[Start of Attachment]
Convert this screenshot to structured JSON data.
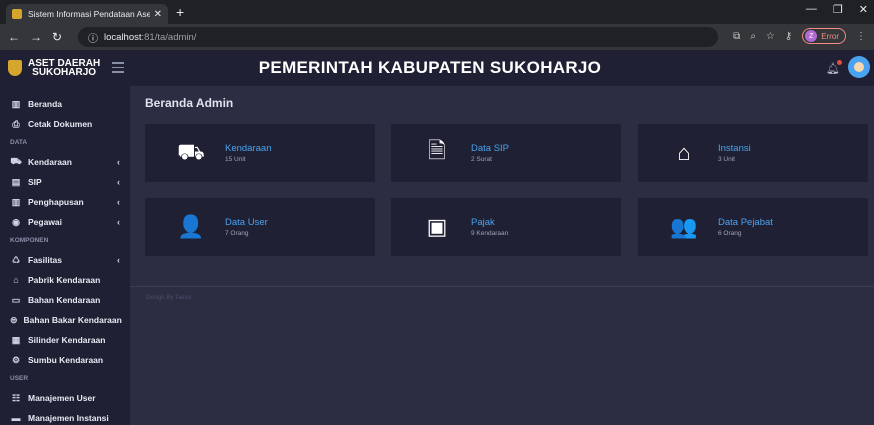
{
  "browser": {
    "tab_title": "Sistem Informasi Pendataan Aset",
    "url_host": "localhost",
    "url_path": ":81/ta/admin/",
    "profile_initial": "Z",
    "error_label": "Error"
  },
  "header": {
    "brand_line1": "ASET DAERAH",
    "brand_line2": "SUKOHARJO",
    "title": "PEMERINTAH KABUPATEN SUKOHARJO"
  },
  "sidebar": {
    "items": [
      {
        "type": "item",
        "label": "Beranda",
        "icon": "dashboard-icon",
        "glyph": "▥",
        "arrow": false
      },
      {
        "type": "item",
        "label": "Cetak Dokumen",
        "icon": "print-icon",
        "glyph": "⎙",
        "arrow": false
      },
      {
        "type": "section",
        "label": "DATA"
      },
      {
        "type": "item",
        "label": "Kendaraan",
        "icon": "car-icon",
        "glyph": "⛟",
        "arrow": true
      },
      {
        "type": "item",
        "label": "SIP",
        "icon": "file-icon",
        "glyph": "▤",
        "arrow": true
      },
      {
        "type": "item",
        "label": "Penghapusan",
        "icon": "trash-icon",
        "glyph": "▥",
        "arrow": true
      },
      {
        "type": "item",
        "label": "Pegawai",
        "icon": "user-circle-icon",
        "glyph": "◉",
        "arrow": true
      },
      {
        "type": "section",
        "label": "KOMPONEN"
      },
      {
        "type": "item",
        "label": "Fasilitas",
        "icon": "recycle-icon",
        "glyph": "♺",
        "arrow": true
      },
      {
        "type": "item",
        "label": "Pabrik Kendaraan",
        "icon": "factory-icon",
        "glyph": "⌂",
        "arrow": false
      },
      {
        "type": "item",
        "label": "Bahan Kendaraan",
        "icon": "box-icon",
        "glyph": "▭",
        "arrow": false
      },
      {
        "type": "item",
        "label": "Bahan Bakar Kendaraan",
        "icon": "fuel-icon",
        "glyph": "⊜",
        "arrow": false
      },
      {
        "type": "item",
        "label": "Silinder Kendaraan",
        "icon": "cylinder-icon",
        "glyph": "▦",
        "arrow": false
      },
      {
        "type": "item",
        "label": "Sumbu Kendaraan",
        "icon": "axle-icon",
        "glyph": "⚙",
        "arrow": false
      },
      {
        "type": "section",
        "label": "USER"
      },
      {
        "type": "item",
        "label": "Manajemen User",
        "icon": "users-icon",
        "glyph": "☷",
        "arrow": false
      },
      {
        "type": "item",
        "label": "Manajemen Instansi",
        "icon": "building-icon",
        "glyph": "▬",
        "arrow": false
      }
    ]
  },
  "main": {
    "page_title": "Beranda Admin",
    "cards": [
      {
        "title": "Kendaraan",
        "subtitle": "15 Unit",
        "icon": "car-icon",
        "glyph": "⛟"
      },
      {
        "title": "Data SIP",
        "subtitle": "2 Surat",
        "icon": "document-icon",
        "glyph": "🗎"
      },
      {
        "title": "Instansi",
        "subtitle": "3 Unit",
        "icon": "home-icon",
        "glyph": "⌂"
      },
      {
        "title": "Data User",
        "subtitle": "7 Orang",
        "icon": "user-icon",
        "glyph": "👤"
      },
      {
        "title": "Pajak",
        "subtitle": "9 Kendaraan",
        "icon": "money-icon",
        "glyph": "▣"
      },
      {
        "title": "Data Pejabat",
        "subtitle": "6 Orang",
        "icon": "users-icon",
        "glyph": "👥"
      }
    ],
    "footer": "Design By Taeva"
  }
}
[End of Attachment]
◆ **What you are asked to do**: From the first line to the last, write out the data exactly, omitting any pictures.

◆ **Written solution**:
Convert this screenshot to structured JSON data.
{
  "browser": {
    "tab_title": "Sistem Informasi Pendataan Aset",
    "url_host": "localhost",
    "url_path": ":81/ta/admin/",
    "profile_initial": "Z",
    "error_label": "Error"
  },
  "header": {
    "brand_line1": "ASET DAERAH",
    "brand_line2": "SUKOHARJO",
    "title": "PEMERINTAH KABUPATEN SUKOHARJO"
  },
  "sidebar": {
    "items": [
      {
        "type": "item",
        "label": "Beranda",
        "icon": "dashboard-icon",
        "glyph": "▥",
        "arrow": false
      },
      {
        "type": "item",
        "label": "Cetak Dokumen",
        "icon": "print-icon",
        "glyph": "⎙",
        "arrow": false
      },
      {
        "type": "section",
        "label": "DATA"
      },
      {
        "type": "item",
        "label": "Kendaraan",
        "icon": "car-icon",
        "glyph": "⛟",
        "arrow": true
      },
      {
        "type": "item",
        "label": "SIP",
        "icon": "file-icon",
        "glyph": "▤",
        "arrow": true
      },
      {
        "type": "item",
        "label": "Penghapusan",
        "icon": "trash-icon",
        "glyph": "▥",
        "arrow": true
      },
      {
        "type": "item",
        "label": "Pegawai",
        "icon": "user-circle-icon",
        "glyph": "◉",
        "arrow": true
      },
      {
        "type": "section",
        "label": "KOMPONEN"
      },
      {
        "type": "item",
        "label": "Fasilitas",
        "icon": "recycle-icon",
        "glyph": "♺",
        "arrow": true
      },
      {
        "type": "item",
        "label": "Pabrik Kendaraan",
        "icon": "factory-icon",
        "glyph": "⌂",
        "arrow": false
      },
      {
        "type": "item",
        "label": "Bahan Kendaraan",
        "icon": "box-icon",
        "glyph": "▭",
        "arrow": false
      },
      {
        "type": "item",
        "label": "Bahan Bakar Kendaraan",
        "icon": "fuel-icon",
        "glyph": "⊜",
        "arrow": false
      },
      {
        "type": "item",
        "label": "Silinder Kendaraan",
        "icon": "cylinder-icon",
        "glyph": "▦",
        "arrow": false
      },
      {
        "type": "item",
        "label": "Sumbu Kendaraan",
        "icon": "axle-icon",
        "glyph": "⚙",
        "arrow": false
      },
      {
        "type": "section",
        "label": "USER"
      },
      {
        "type": "item",
        "label": "Manajemen User",
        "icon": "users-icon",
        "glyph": "☷",
        "arrow": false
      },
      {
        "type": "item",
        "label": "Manajemen Instansi",
        "icon": "building-icon",
        "glyph": "▬",
        "arrow": false
      }
    ]
  },
  "main": {
    "page_title": "Beranda Admin",
    "cards": [
      {
        "title": "Kendaraan",
        "subtitle": "15 Unit",
        "icon": "car-icon",
        "glyph": "⛟"
      },
      {
        "title": "Data SIP",
        "subtitle": "2 Surat",
        "icon": "document-icon",
        "glyph": "🗎"
      },
      {
        "title": "Instansi",
        "subtitle": "3 Unit",
        "icon": "home-icon",
        "glyph": "⌂"
      },
      {
        "title": "Data User",
        "subtitle": "7 Orang",
        "icon": "user-icon",
        "glyph": "👤"
      },
      {
        "title": "Pajak",
        "subtitle": "9 Kendaraan",
        "icon": "money-icon",
        "glyph": "▣"
      },
      {
        "title": "Data Pejabat",
        "subtitle": "6 Orang",
        "icon": "users-icon",
        "glyph": "👥"
      }
    ],
    "footer": "Design By Taeva"
  }
}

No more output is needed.